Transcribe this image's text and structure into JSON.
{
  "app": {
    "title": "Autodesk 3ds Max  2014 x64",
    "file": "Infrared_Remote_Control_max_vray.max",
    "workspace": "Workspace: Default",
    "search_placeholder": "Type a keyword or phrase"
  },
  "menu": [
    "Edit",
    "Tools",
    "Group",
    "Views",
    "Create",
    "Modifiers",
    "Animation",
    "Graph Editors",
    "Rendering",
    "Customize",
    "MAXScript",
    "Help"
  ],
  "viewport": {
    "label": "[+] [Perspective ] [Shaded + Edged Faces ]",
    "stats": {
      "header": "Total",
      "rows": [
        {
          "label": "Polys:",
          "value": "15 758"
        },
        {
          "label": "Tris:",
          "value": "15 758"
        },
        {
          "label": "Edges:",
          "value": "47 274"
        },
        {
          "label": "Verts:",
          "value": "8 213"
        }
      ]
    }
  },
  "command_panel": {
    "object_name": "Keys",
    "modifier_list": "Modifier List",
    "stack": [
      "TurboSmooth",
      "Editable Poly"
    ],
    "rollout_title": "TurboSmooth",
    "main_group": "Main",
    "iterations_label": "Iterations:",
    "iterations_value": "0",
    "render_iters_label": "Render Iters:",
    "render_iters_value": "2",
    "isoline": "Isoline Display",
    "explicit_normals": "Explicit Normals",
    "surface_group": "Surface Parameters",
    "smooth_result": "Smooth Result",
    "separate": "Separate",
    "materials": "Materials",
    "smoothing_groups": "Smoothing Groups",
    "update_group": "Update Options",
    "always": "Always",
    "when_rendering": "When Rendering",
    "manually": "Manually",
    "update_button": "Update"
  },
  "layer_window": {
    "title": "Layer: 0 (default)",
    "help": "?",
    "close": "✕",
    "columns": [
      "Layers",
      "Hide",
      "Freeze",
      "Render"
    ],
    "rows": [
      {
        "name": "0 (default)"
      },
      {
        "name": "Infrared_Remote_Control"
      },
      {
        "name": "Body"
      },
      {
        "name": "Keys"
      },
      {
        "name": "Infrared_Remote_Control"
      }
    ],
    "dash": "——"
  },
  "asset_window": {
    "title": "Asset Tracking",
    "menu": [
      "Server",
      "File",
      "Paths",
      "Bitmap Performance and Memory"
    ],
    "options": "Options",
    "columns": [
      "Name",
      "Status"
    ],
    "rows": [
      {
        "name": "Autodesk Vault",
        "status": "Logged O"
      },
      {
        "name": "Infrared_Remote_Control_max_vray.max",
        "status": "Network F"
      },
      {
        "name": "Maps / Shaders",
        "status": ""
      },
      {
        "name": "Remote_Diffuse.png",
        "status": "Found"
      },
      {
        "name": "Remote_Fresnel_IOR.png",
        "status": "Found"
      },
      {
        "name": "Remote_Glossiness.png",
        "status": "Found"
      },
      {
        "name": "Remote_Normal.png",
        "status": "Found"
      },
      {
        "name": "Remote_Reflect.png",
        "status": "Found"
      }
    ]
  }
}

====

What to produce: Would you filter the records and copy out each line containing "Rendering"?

Result for this exercise:
    "Rendering",
    "when_rendering": "When Rendering",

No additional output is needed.